September 11, 2013
Mexico’s return to the Formula One calendar in 2014 after more than 20 years’ absence will be one of the highlights of the season, the country’s leading racer Sergio Perez said in an interview.
The Guadalajara-born McLaren Formula One Racing Team driver, who will be hoping to have a car capable of winning his home race after a lackluster season for the British team this year, told reporters at the Italian Grand Prix that it would be huge.
A draft calendar circulated to teams before the race at Monza, Italy had a record 21 rounds and had Mexico listed for a November 9th date, the week before the US Grand Prix in Austin, Texas, subject to track approval. If all twenty-one races do go ahead, the 2014 season would be the busiest in Formula One history.
Mexico is taking an increasing interest in Formula One, with telecommunications giant Telmex, which is owned by the world’s richest man Carlos Slim, throwing millions at the sport. Telmex helped to bankroll the careers of Perez and also Esteban Gutierrez, who is now with Sauber Motorsports, a Swiss Formula One team.
“I’m very excited. It’s not confirmed yet, it’s just a pre-calendar but I feel there are very big chances now of this happening,” Perez said. “It will be great for my country, great for the sport. Formula One will be amazed how popular this grand prix can become… it will be huge for Formula One as a sport to go there.”
Mexico last hosted a grand prix at the Autodromo Hermanos Rodriguez in 1992, when Nigel Mansell was triumphant for Williams who were a top team in those days.
They have scored just one point this season, however, and that is not the only way in which the sport’s landscape has changed with venues like Russia and India opening up.
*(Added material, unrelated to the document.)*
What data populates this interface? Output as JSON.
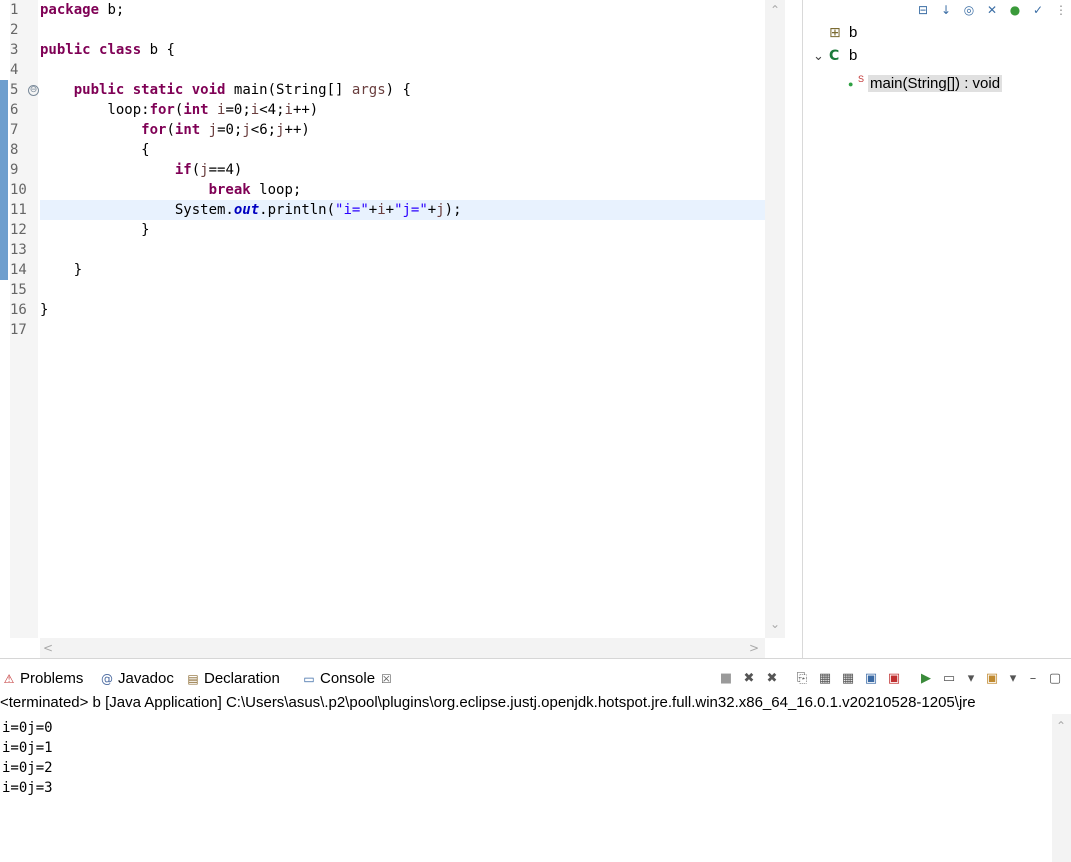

He said he had been kept abreast of developments in Mexico City and was there a few weeks ago to watch his brother race.
“I know how good the racetrack is,” Perez said. “Obviously they need to rebuild it but there is time enough. I really hope for the good of the sport and my country that it happens.”
The Mexican reckoned a few flat-out months of work would be required to upgrade the pit and paddock facilities but the layout was good.
“Looking at it, they have to change the pits to make them proper for Formula One, improve a few corners maybe and apart from that it’s just a matter of time what they can do,” he said. “But I think they don’t have to do big things for the racetrack to be ready.”
The organizers of the United States Grand Prix in Austin might be less thrilled with Mexico’s return, or at least the timing of it. Around 50,000 Mexicans crossed the border to attend last year’s inaugural race in Austin, but they may be less inclined to do so next year with the Mexican race slated for the weekend before Texas.